* [What the task asks]:
Go through the data below. List every line that holds the word "Operation".

··· Entries provided ···

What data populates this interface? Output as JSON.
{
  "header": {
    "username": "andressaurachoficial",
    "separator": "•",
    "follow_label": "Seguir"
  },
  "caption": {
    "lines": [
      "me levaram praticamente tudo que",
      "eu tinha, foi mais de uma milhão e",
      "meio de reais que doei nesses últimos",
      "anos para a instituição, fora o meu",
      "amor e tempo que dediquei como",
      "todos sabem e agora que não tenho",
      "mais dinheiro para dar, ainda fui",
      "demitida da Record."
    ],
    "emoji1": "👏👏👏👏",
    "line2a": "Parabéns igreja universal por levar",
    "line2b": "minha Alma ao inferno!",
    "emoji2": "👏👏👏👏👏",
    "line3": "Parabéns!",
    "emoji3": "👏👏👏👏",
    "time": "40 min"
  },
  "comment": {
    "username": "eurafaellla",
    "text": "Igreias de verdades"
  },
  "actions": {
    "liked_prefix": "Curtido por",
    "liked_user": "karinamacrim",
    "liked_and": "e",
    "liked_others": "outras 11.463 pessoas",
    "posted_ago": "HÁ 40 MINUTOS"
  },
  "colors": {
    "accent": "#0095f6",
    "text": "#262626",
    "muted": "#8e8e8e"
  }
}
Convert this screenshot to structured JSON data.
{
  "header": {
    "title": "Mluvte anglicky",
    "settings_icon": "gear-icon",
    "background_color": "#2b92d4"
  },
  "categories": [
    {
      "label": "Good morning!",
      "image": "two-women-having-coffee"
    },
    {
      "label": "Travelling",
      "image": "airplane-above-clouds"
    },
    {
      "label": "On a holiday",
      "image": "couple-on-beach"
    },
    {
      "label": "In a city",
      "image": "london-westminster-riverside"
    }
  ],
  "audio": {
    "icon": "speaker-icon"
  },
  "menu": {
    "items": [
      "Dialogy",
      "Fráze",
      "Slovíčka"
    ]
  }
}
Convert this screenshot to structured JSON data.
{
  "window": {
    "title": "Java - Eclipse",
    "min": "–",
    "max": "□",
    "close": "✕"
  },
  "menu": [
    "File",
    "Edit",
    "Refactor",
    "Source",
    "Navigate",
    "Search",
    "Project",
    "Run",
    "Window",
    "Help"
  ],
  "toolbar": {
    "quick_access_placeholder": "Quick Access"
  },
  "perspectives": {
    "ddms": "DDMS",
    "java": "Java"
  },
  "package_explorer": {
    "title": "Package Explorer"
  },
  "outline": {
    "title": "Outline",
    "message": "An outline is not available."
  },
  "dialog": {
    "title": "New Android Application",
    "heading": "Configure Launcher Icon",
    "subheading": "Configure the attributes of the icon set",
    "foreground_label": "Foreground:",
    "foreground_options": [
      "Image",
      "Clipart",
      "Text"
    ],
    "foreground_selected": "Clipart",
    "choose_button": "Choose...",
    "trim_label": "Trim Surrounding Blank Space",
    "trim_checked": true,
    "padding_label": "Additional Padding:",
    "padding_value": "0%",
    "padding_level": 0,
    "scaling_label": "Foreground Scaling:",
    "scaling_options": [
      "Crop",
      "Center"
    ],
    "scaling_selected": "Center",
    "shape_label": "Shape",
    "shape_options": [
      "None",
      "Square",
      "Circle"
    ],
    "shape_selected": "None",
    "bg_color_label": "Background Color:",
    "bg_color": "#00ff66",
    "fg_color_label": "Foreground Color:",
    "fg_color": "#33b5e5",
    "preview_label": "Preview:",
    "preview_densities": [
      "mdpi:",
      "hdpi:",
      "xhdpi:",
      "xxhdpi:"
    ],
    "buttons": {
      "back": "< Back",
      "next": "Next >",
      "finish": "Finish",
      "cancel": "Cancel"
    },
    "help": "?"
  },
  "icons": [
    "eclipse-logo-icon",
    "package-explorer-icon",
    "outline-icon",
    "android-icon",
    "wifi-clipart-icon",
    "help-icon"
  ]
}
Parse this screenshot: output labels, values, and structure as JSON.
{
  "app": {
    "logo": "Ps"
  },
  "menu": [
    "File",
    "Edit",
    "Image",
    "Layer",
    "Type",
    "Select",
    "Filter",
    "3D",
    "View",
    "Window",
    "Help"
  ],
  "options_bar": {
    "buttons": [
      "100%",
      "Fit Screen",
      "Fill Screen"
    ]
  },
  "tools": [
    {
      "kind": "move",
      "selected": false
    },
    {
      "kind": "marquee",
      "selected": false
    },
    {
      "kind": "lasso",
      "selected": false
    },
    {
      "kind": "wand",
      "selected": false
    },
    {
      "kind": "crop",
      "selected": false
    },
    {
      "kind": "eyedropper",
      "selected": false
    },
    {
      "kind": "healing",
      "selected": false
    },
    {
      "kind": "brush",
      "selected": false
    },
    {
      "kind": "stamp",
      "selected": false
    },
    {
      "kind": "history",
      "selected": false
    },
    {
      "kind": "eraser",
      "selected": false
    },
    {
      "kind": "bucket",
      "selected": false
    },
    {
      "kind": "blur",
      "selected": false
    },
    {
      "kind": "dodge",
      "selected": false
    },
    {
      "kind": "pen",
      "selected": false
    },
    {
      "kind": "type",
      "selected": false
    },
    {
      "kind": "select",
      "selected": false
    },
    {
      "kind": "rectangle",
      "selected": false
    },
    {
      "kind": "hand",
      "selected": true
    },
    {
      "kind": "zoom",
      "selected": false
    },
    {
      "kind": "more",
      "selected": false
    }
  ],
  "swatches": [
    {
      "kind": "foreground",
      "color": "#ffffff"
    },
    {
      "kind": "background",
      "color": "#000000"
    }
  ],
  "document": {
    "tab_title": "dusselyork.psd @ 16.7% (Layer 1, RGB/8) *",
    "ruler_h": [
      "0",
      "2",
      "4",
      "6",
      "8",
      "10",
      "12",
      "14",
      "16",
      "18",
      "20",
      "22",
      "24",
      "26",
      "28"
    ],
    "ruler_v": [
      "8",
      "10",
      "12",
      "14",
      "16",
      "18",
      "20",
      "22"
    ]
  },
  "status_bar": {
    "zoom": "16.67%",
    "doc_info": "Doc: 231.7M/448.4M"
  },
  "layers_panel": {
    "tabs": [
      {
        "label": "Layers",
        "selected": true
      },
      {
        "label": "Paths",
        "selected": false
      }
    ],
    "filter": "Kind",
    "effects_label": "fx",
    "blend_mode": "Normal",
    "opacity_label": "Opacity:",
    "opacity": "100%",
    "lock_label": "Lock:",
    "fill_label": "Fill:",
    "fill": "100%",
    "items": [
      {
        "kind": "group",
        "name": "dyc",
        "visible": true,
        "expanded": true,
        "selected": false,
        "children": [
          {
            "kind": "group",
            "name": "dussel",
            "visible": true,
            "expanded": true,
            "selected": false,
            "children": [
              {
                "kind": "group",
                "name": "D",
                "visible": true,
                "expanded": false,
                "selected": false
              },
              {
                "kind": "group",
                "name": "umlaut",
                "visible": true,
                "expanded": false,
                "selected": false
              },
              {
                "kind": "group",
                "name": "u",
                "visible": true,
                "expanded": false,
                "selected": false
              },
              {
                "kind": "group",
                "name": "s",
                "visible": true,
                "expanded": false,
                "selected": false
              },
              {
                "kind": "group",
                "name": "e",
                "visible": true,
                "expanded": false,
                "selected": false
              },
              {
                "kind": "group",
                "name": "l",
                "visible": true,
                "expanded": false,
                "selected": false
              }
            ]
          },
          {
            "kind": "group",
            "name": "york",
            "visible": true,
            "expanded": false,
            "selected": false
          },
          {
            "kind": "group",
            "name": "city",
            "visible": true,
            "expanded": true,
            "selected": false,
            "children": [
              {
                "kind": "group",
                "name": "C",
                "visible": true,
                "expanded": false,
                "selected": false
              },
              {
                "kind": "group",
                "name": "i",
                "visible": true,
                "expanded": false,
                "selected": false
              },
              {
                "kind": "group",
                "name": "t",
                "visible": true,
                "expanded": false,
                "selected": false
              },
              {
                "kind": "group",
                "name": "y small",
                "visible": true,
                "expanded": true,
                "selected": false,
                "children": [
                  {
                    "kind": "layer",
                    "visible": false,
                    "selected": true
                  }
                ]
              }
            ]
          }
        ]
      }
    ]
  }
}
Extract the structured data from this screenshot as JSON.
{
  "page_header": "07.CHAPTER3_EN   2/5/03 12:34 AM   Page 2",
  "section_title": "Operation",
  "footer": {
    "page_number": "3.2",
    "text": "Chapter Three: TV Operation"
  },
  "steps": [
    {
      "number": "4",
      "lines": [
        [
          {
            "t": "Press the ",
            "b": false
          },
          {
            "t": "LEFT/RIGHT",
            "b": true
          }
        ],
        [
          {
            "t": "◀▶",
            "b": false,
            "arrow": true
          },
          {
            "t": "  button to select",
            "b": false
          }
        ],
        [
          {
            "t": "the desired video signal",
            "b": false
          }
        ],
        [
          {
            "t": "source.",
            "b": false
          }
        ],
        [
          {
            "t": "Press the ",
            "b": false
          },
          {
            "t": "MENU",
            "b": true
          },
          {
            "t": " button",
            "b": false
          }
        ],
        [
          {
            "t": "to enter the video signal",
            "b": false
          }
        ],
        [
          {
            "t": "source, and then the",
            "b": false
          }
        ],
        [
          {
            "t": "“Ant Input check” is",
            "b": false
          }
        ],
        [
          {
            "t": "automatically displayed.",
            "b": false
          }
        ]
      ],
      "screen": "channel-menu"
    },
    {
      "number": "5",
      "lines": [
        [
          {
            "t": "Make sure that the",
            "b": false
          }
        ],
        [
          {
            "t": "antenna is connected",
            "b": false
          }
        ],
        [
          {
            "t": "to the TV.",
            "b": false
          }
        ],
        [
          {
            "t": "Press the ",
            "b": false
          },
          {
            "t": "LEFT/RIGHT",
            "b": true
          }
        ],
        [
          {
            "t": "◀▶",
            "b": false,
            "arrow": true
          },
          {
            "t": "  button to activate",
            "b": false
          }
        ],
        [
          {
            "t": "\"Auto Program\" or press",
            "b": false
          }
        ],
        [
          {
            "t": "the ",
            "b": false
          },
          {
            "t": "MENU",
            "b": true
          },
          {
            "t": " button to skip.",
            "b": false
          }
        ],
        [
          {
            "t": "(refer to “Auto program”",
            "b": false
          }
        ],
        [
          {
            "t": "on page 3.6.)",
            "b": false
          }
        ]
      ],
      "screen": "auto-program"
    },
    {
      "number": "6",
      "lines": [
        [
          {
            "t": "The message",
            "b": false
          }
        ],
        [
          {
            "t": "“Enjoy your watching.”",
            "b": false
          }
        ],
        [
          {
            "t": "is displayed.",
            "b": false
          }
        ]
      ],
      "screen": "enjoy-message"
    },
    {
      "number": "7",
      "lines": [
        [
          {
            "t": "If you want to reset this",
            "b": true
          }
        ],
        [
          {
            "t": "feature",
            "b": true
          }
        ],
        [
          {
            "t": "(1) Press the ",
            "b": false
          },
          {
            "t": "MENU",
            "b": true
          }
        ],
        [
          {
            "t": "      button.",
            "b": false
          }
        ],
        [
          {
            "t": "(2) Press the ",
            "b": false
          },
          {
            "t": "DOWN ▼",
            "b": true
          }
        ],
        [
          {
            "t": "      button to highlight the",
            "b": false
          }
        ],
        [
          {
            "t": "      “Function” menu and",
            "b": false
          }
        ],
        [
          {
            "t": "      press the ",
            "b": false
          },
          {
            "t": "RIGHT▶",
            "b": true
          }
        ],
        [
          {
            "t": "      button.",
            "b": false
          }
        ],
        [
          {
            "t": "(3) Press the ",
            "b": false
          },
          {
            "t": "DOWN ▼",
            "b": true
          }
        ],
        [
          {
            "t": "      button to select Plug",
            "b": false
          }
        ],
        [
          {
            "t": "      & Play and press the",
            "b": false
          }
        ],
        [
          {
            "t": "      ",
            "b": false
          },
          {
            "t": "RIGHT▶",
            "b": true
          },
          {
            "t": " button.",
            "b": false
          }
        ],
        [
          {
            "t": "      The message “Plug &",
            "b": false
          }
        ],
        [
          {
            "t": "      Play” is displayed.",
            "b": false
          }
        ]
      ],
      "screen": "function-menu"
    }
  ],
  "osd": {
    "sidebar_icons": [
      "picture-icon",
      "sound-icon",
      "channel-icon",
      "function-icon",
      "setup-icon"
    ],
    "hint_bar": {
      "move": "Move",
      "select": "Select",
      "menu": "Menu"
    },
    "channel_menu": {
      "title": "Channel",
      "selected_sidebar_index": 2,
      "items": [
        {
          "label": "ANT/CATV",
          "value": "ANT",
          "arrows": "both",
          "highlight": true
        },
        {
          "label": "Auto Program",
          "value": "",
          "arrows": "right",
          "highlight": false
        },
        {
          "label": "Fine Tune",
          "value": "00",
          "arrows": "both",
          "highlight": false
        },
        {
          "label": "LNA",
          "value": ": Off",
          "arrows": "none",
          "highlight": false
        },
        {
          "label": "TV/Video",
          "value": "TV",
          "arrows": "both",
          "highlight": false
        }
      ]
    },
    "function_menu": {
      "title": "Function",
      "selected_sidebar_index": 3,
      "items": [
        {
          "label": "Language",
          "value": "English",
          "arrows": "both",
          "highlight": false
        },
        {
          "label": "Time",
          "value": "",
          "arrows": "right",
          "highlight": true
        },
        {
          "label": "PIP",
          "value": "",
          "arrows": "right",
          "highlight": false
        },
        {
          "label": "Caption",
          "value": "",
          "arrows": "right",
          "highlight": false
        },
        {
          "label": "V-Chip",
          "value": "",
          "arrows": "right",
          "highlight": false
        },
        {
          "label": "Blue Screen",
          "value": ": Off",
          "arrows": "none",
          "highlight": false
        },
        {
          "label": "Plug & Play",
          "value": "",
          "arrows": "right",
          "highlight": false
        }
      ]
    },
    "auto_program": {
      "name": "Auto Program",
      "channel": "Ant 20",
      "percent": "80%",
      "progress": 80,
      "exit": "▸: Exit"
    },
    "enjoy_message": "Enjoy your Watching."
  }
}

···

* [Answer box]:
  "section_title": "Operation",
    "text": "Chapter Three: TV Operation"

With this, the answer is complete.